Order the Paperback Edition directly from Straight Arrow Enterprises
for only $10.95 plus shipping and tax
(Beats the Amazon Price)

This was the aspect of living on the road as a train hopper or train surfer that I came to love. We could simply drift with the flow and not have to worry about where we were supposed to be since there was no place in particular we were supposed to be—rolling stones with no direction home.

As I said, there were some aspects of train hopping or hitichin that have the potential of being not so great. There was another occasion when we were on a train from L.A. and, once again, on our way to New Orleans. Only this time we were headed for Mardi Gras. We were supposed to get off in Houston, but had fallen asleep and missed getting off. We woke up the following morning and had no idea where we were until we asked one of the workers in the yard. To our surprise, we were in Pine Bluff, Arkansas. Talk about being in the middle of nowhere! This was one of the hazards of being a train hopper. We had learned to simply adjust to our circumstances and see where the next adventure would take us. We were still on our way to New Orleans and Mardi Gras, but now detoured. Our attitude was, “Well, we might as well enjoy the detour and see where it takes us.” We ended up hitchhiking to Little Rock and then catching another train into Memphis, Tennessee, where we then caught another train to New Orleans. When we arrived at the yard in Memphis the following morning, the engineer or the driver who would be driving the train approached us. We thought we were going to be in trouble and told to leave, but it was just the opposite. He invited us to ride in the third engine. So we had a great ride on our trip to New Orleans.

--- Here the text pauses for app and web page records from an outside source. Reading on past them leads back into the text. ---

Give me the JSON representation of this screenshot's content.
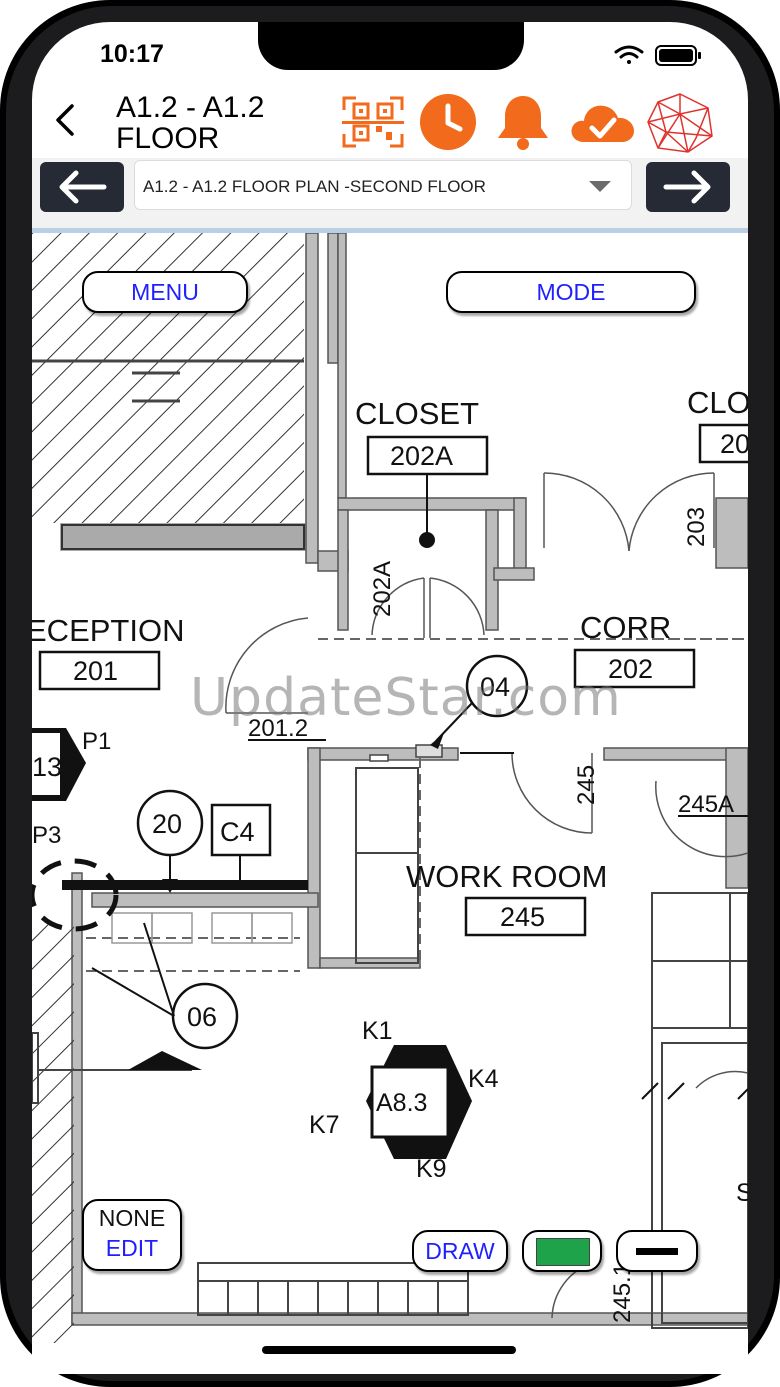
{
  "status_bar": {
    "time": "10:17"
  },
  "header": {
    "title": "A1.2 - A1.2 FLOOR"
  },
  "plan_selector": {
    "selected": "A1.2 - A1.2 FLOOR PLAN -SECOND FLOOR"
  },
  "overlay_buttons": {
    "menu": "MENU",
    "mode": "MODE",
    "none": "NONE",
    "edit": "EDIT",
    "draw": "DRAW"
  },
  "watermark": "UpdateStar.com",
  "colors": {
    "accent": "#f26a1b",
    "nav_dark": "#252a35",
    "button_text": "#1f1fff",
    "fill_swatch": "#1fa34a"
  },
  "icons": [
    "chevron-left-icon",
    "qr-code-icon",
    "clock-icon",
    "bell-icon",
    "cloud-check-icon",
    "polyhedron-icon",
    "arrow-left-icon",
    "arrow-right-icon",
    "caret-down-icon"
  ],
  "floor_plan": {
    "rooms": [
      {
        "name": "CLOSET",
        "number": "202A"
      },
      {
        "name": "CLO",
        "number": "20"
      },
      {
        "name": "ECEPTION",
        "number": "201"
      },
      {
        "name": "CORR",
        "number": "202"
      },
      {
        "name": "WORK ROOM",
        "number": "245"
      }
    ],
    "labels": [
      "202A",
      "203",
      "201.2",
      "245",
      "245A",
      "245.1",
      "P1",
      "P3",
      "13",
      "C4",
      "K1",
      "K4",
      "K7",
      "K9",
      "A8.3",
      "S"
    ],
    "callouts": [
      "04",
      "20",
      "06"
    ]
  }
}
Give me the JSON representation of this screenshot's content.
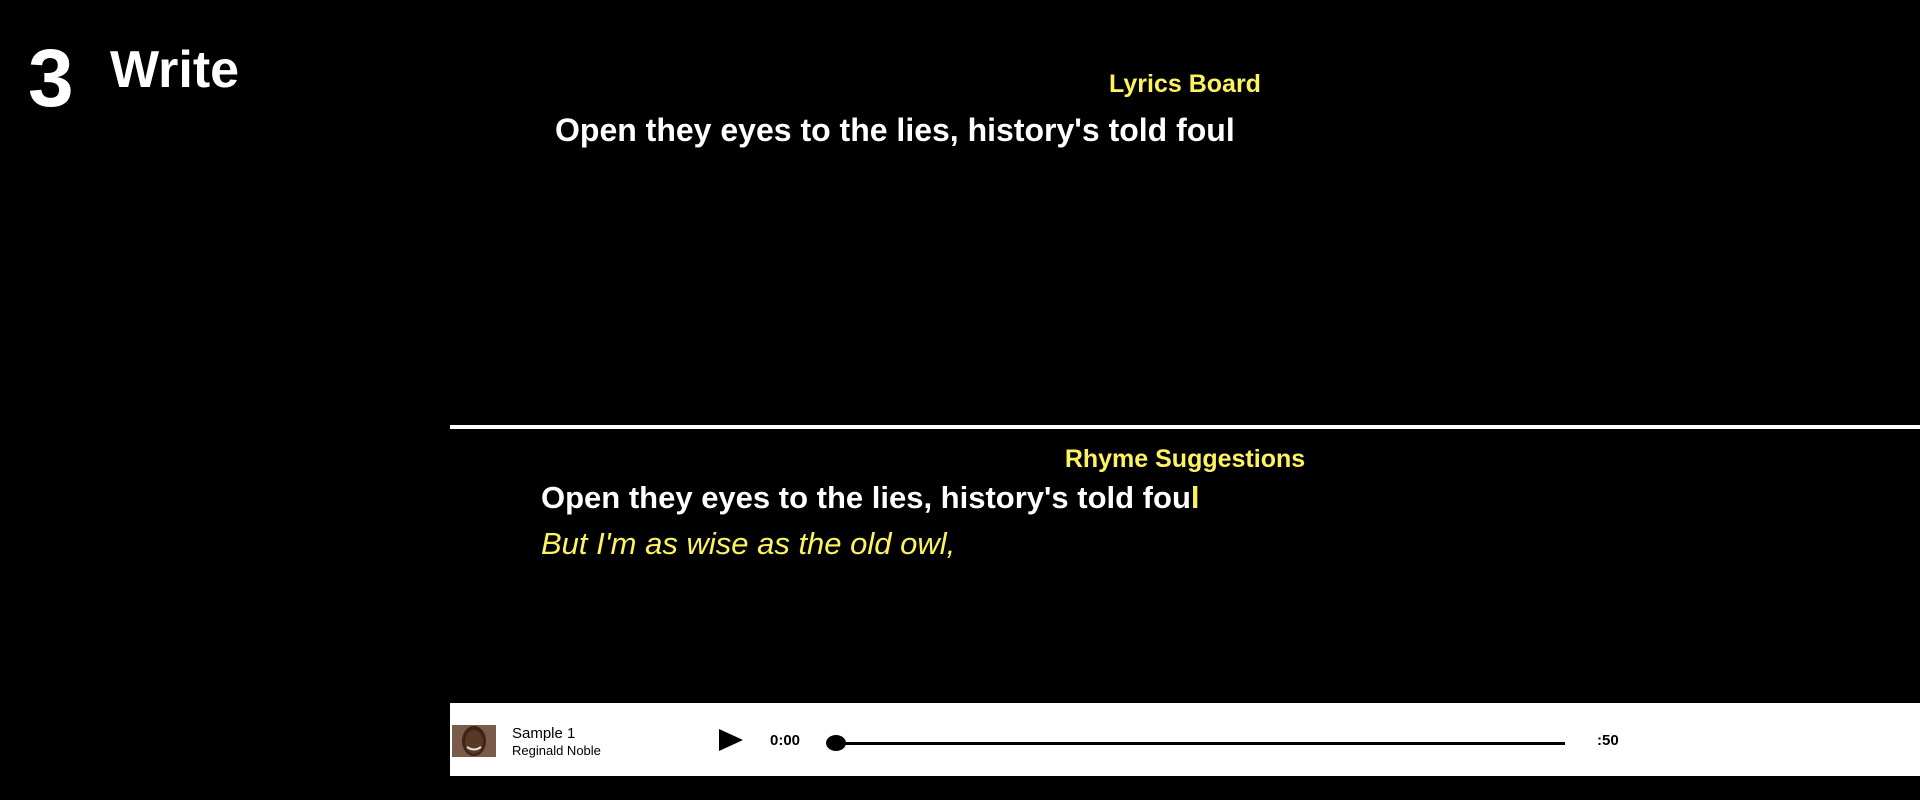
{
  "step": {
    "number": "3",
    "title": "Write"
  },
  "lyrics_board": {
    "heading": "Lyrics Board",
    "line": "Open they eyes to the lies, history's told foul"
  },
  "rhyme_suggestions": {
    "heading": "Rhyme Suggestions",
    "line_main": "Open they eyes to the lies, history's told fou",
    "line_highlight": "l",
    "suggestion": "But I'm as wise as the old owl,"
  },
  "player": {
    "track_title": "Sample 1",
    "artist": "Reginald Noble",
    "current_time": "0:00",
    "total_time": ":50",
    "progress": 0
  },
  "colors": {
    "accent": "#fdf361",
    "background": "#000000",
    "player_bg": "#ffffff"
  },
  "icons": {
    "play": "play-icon",
    "avatar": "artist-avatar"
  }
}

Train hitchhiking can also be very dangerous. Many times you have to either jump on or off while the train is moving. There was another occasion when we were in Tucson, Arizona and we were trying to catch a train into the yard so we wouldn’t have to walk the mile or so. We had learned from experience the train slowed down quite a bit at a certain location when it was still a ways from the yard. As we were running alongside the train trying to get on, I was so focused on getting on that I didn’t see a sign in front of me. I ended up crashing very hard into the sign and falling very near the passing train. It could have been a lot more disastrous than what it was. As it was I just ended up with a very sore knee.

Another danger is that sometimes you can end up with unwanted company. Earlier on the trip mentioned above we had caught a train in El Paso, Texas and were headed towards our L.A. destination when we experienced some unwanted company. Most trains have to stop several times along the way to allow trains coming from the other direction to pass. During one of our stops we had a couple of Mexicans, who must have just slipped across the border illegally. We had no idea, at first, who they were or if they were dangerous or not. It’s a chance you take every time you hop a train. Fortunately, they were not a threat to us, but it did cause some uncomfortable moments at first.

When riding the rails, you come to depend on the workers in the yard to let you know what train is going where. Sometimes workers will deliberately point you in the wrong direction. It’s not always that simple to figure out which direction a train is going as they could leave the yard going north or south and then head either east or west or vise-versa. After our trip to the Rock Festival near Austin mentioned earlier, we then went back to Houston to continue our trip to New Orleans. When leaving the yard in Houston, the workers deliberately pointed us in the wrong direction. It wasn’t long until we discovered we were going west instead of east. We had to wait until the train stopped to allow another one pass before we could get off. Then we had to wait for several hours before another one came by and actually was the one designated to stop. We eventually made it to New Orleans and had a great time.